What Else Can We Do to Restore Owners’ Capitalism?

One wonderful way to break the heavy role of stock speculation in which we all find ourselves would be the enactment of a federal tax on stock transactions, or a tax on realized short-term gains, applicable to both taxable and non-taxable investors as Warren Buffett suggested, tongue-in-cheek he tells me, some years ago.  But unless our casino mentality gets even more pronounced than it is today, the chances of Congress taking such action is probably close to zero.

But there is more than one way to skin the speculative cat, however, perhaps by the payment of higher dividends to long-term shareholders. Investing for income, after all, is a long-term strategy; investing for capital gains a short-term strategy.  But we ought to be thinking of everything imaginable in order to improve our market system so that true owners gain the upper hand.

Perhaps, too, security analysts and money managers can learn from the ingredients of the remarkable success—not only the commercial success, but the artistic success—of the index fund.  (It attracts capital; it performs!)  Think about it.  It’s not very complicated: The all-market index fund is the consummate prudent investor—vastly diversified in its portfolio holdings; infinitely patient in its long-term, buy-and- hold strategy; highly tax-efficient; and focused, not on the emotions of fluctuating stock prices, but on the economics of intrinsic value, a simple bet of the future cash flows of corporate America.  Providing the stock market’s total return, with only the smallest deduction for operating costs, the index fund works because it puts the client first.  And as the old saw goes, that’s important too.  Indeed if there’s a Golden Rule that will help us all, as investment professionals, succeed in our careers, serving the client’s interests before our own is the rule I’d choose.

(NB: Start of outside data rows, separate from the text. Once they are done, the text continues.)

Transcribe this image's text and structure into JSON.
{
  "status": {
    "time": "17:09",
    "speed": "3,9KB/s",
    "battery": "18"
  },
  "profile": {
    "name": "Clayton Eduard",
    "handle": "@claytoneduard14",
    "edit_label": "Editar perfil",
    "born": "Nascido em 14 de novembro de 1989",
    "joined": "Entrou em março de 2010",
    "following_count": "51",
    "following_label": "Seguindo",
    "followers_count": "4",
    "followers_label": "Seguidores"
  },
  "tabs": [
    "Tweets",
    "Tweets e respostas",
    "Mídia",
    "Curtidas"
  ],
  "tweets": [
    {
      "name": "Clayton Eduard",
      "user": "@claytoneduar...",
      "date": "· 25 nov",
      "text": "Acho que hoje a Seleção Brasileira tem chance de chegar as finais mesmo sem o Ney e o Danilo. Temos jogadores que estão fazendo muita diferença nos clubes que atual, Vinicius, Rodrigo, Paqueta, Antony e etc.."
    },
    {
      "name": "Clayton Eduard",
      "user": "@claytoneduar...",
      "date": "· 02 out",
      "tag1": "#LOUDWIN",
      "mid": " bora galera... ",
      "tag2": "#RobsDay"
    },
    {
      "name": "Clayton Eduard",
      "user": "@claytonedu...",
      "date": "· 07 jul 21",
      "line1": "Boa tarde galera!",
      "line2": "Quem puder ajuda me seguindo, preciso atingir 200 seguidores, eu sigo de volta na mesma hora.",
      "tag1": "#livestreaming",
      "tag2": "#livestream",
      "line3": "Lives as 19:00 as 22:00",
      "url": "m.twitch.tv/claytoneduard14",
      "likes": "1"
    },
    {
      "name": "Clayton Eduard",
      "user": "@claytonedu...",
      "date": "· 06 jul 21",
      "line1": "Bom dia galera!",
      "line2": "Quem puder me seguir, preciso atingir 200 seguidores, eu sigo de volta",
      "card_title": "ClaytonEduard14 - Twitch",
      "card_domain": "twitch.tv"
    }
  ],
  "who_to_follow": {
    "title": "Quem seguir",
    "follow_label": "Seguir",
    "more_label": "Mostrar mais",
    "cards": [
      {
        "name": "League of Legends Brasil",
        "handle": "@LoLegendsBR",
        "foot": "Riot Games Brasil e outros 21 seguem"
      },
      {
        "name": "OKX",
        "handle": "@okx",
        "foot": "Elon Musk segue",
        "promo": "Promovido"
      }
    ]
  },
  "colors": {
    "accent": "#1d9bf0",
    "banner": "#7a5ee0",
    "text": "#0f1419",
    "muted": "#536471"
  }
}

At least since 1998—long before the recent spate of corporate and mutual fund scandals—I’ve been calling for mutual funds and other private institutional investors to make their will known by taking an active, even collective, role in governance.  While many of our institutions are focusing on short-term speculation, there remains a strong cadre of others; hence the working designation I have suggested for the group, “The Federation of Long-Term Investors.”  Index funds—the consummate long-term investors, who simply buy and hold the stocks in their benchmark portfolios—now representing 12% of mutual fund assets and an estimated 25% of pension fund assets—would constitute the core of such a federation, joined by active managers that eschew a short-term focus.  While most of the managers with whom I’ve discussed these issues are publicity-shy (neither notoriety nor controversy are good for the marketing side of the house), I press on in that mission.  Alas, my combative style endears me to few, so I’m hopeful that strong leaders who share my conviction will emerge to lead this embryonic effort to restore owners’ capitalism to its rightful place at the top of our corporate hierarchy.

I close by reminding you that in the course of all human events, it’s up to us in the investment field—particularly those of us who take seriously the profession of investing—to work toward building, not only a better market system, but a better society.  The mission to return capitalism to its proud roots begins with having the owners of our corporations stand up and be counted—not only in what they say, but in what they do.  If we can restore enterprise to its pre-eminence over speculation, to its deserved position as the highest priority of our investment decisions, we will improve not only the returns of our clients, but our standing as respected investment professionals.   If we reaffirm the lofty goal set forth for us by Lord Keynes, we will serve not only ourselves, but our society, too:

The social object of skilled investment should be—not “to beat the gun,” to outwit the crowd, to pass the bad, or depreciating, half-crown to the other fellow—but to defeat the dark forces of time and ignorance which envelop our future.